54, side 2 032:
Norwegian School Days.
54, side 2 039: CHURCH AT NATIONAL, WASHINGTON
No Lutheran church. It was a Free Methodist church.
54, side 2 062:
Bachelors at the lumber camp.
54, side 2 073/09:
Power saws ca. 1931, popular after WWII.
54, side 2 085: NORWEGIAN RELATIVES
They keep in touch.
54, side 2 092: CHRISTMAS
Norwegian traditions (foods i.e., lutefisk, etc.)
54, side 2 110:
Youngster sister born in National, Washington in 1933.
54, side 2 126/10: LUMBER MILL
Big strike in 1935. Beginning of the labor movement.
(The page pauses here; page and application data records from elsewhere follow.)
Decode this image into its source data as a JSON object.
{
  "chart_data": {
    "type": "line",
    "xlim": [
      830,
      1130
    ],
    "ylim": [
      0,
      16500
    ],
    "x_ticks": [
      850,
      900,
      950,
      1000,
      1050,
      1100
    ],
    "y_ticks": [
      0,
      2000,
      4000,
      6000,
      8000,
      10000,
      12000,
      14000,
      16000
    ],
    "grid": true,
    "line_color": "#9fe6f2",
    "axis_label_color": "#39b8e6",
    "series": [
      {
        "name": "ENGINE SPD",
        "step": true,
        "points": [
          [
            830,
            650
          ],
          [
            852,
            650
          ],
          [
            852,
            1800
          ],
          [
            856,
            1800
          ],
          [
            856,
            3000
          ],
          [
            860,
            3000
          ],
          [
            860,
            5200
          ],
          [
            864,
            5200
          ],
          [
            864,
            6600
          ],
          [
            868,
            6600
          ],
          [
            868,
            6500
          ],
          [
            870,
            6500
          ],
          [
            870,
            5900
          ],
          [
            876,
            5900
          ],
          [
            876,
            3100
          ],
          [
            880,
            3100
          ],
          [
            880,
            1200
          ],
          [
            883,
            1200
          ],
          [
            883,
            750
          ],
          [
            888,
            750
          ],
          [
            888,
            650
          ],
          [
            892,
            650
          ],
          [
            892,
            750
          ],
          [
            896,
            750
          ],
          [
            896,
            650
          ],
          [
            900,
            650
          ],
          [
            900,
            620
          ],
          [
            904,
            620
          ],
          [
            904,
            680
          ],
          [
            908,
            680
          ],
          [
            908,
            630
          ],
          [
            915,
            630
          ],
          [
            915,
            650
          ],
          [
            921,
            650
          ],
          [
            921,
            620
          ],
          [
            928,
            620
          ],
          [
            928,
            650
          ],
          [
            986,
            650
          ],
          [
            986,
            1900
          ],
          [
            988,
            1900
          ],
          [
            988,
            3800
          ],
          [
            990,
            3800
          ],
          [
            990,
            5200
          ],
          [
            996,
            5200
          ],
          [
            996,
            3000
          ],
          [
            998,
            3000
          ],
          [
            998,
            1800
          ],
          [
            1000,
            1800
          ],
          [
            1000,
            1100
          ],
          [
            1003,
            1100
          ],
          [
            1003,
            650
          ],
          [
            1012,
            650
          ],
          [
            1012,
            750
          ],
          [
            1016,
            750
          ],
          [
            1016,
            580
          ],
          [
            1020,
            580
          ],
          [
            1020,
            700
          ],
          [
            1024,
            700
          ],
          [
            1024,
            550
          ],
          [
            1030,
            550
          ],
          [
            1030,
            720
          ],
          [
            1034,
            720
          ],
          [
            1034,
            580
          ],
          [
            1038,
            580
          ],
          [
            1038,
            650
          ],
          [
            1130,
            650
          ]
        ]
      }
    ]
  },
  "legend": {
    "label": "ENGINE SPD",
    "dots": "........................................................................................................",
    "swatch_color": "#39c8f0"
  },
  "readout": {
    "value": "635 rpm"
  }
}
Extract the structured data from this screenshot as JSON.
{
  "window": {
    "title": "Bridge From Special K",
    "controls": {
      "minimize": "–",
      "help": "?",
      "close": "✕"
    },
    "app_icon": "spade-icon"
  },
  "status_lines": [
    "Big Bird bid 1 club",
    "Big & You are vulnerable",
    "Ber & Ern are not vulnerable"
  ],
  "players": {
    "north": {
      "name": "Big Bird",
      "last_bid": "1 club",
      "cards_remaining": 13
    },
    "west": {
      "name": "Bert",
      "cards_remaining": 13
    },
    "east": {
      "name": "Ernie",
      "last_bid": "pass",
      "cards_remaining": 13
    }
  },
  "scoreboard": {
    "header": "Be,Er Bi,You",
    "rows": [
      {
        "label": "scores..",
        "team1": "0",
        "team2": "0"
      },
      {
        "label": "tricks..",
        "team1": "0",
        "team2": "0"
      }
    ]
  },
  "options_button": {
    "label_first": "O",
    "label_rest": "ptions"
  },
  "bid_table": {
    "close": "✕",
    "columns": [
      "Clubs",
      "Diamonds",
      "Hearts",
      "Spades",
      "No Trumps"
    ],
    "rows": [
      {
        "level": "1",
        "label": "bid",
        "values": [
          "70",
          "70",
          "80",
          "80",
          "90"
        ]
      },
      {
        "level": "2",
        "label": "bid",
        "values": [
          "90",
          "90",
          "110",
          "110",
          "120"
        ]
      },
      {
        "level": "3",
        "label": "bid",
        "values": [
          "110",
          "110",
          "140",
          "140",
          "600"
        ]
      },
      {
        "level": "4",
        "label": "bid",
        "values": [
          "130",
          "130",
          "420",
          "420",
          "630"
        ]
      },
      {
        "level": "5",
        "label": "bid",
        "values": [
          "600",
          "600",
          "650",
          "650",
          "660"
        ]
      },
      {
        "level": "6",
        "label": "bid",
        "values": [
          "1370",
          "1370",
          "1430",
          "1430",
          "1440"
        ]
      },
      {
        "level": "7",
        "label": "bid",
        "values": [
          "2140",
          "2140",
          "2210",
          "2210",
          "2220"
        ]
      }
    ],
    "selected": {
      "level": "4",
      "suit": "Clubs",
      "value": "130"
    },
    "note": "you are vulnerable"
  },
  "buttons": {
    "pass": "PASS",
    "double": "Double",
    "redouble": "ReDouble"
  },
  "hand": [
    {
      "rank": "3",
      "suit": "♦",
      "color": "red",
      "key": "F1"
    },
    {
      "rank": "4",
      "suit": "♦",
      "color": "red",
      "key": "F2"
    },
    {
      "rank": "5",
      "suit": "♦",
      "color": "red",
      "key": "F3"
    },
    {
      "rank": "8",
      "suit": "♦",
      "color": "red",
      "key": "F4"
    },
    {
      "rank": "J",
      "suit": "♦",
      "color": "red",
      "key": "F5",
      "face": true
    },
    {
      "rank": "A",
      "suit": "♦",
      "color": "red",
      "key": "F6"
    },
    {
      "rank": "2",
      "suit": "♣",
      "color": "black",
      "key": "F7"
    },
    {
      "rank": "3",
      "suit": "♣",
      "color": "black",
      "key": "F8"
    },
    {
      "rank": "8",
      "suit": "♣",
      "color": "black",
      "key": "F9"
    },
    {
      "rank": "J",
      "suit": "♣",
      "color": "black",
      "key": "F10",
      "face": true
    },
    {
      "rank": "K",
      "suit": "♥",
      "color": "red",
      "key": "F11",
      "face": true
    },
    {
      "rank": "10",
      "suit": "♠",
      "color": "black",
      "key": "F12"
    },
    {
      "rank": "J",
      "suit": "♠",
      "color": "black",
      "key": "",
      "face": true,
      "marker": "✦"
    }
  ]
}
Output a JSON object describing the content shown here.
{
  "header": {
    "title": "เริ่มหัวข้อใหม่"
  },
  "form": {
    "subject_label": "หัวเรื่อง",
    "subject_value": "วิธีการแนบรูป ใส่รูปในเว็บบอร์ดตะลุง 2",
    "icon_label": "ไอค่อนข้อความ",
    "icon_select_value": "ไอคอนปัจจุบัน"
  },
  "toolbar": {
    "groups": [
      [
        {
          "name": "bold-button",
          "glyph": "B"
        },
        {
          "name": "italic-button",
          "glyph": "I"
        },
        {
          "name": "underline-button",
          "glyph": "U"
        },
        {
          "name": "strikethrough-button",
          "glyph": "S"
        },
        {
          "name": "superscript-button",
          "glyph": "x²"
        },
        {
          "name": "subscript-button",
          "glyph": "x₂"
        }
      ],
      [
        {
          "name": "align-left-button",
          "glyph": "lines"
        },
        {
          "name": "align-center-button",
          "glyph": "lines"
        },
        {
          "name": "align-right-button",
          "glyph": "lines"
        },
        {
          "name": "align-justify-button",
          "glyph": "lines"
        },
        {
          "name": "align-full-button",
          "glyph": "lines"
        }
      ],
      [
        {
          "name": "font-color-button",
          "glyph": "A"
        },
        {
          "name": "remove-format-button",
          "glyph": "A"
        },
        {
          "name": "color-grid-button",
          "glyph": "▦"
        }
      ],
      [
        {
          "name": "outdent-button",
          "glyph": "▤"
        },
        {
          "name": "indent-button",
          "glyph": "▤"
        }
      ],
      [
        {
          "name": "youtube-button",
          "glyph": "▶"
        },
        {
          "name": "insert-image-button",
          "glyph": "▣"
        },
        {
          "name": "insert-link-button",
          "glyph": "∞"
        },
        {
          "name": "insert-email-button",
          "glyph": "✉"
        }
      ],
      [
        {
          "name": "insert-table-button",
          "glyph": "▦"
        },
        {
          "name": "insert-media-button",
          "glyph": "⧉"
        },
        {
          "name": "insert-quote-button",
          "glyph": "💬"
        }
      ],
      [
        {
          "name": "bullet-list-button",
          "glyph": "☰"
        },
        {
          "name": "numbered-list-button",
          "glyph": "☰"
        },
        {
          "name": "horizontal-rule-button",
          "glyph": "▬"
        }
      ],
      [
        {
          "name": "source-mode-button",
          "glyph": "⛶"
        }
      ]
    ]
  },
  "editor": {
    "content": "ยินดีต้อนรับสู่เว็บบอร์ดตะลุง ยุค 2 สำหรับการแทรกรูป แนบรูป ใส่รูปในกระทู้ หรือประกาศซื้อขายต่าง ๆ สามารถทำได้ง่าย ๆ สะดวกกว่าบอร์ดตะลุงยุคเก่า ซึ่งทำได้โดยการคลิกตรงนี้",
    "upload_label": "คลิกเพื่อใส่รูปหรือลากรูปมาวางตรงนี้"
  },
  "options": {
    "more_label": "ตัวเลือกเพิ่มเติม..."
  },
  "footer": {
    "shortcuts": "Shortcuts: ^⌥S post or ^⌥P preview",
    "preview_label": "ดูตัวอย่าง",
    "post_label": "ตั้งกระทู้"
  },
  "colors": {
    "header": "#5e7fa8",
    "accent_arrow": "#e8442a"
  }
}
Older sister died. IWW - Wobblies.
54, side 2 169:
After a second strike they moved to Tacoma. After the strike ended they moved back to National and lived on a farm.
54, side 2 195:
The mill closed in 1944. His occupation was a timber marker.
54, side 2 219/11:
After National closed they moved to Tacoma.
54, side 2 224: ACTIVITIES
Youngsters always had something to do; berry picking, swimming, and ice-skating.
54, side 2 266:
Remained a bachelor. Worked eleven years at the mill.
54, side 2 268: OCCUPATIONS AFTER THE MILL
Drove truck, worked in meat markets, and did fishing.
54, side 2 278:
Father retired from the lumber mill.
54, side 2 284/12: TRIPS TO SWEDEN AND NORWAY
They couldn't do enough for you. They traveled from Copenhagen, Denmark to Gothenburg, Sweden to Bengtsfor, Sweden to Halden, Norway, to Fredrikstad, Norway and to Rygge, Norway.
54, side 2 356: THOUGHTS OF NORWAY TODAY
Changes.
54, side 2 383/01: IMPORTANCE OF NORWEGIAN HERITAGE
Happy he's Norwegian, but being an American is more important.
54, side 2 399:
Parents today. Keepsakes from Sarpsborg, Norway.
54, side 2 420: BROTHER JACOB SPEAKS
Never been to Norway. Proud of being Norwegian, but more proud of being an American.
54, side 2 429: SONS OF NORWAY
Never joined. National, Washington was isolated.
54, side 2 438:
First car in 1937.
54, side 2 440:
Loggers left twice a year, the 4th of July and Christmas.
54, side 2 455/02:
Norwegian relatives visit the U.S.
54, side 2 491:
Still speaks Norwegian.
54, side 2 504: FISHING
Hobby now, once an occupation.
54, side 2 525: LOCATION OF RELATIVES TODAY
Brother Leif is in Monroe, Washington, a sister in Eatonville, Washington, and another in Tacoma. They keep in touch.
54, side 2 573:
Happy to be called on for the Scandinavian Immigrant Experience.

Names and SubjectsReturn to Top

  • Subject Terms :
  • Education--United States
  • Emigration and immigration
  • Family--Norway
  • Fishing
  • Norwegian-Americans--Ethnic identity
  • Norwegian-Americans--Northwest, Pacific--Interviews
  • Norwegian-Americans--Social life and customs
  • Personal Names :
  • Tveter, Hans--Interviews
  • Joran, Augusta
  • Snekketorp, Jacob
  • Tveter, Jacob
  • Helne, Oline
  • Lundström, August
  • Tveter, Hulda
  • Tveter, Ludvig
  • Corporate Names :
  • Pacific Northwest Lumber Company (National, Wash.)
  • Stavangerfjord (Steamship)
  • Family Names :
  • Helne family
  • Joran family
  • Lundström family
  • Snekketorp family
  • Tveter family
  • Geographical Names :
  • Bengtsfors (Sweden)
  • National (Wash.)
  • Sarpsborg (Norway)
  • Tacoma (Wash.)
  • Form or Genre Terms :
  • Oral histories
  • Occupations :
  • Sawmill workers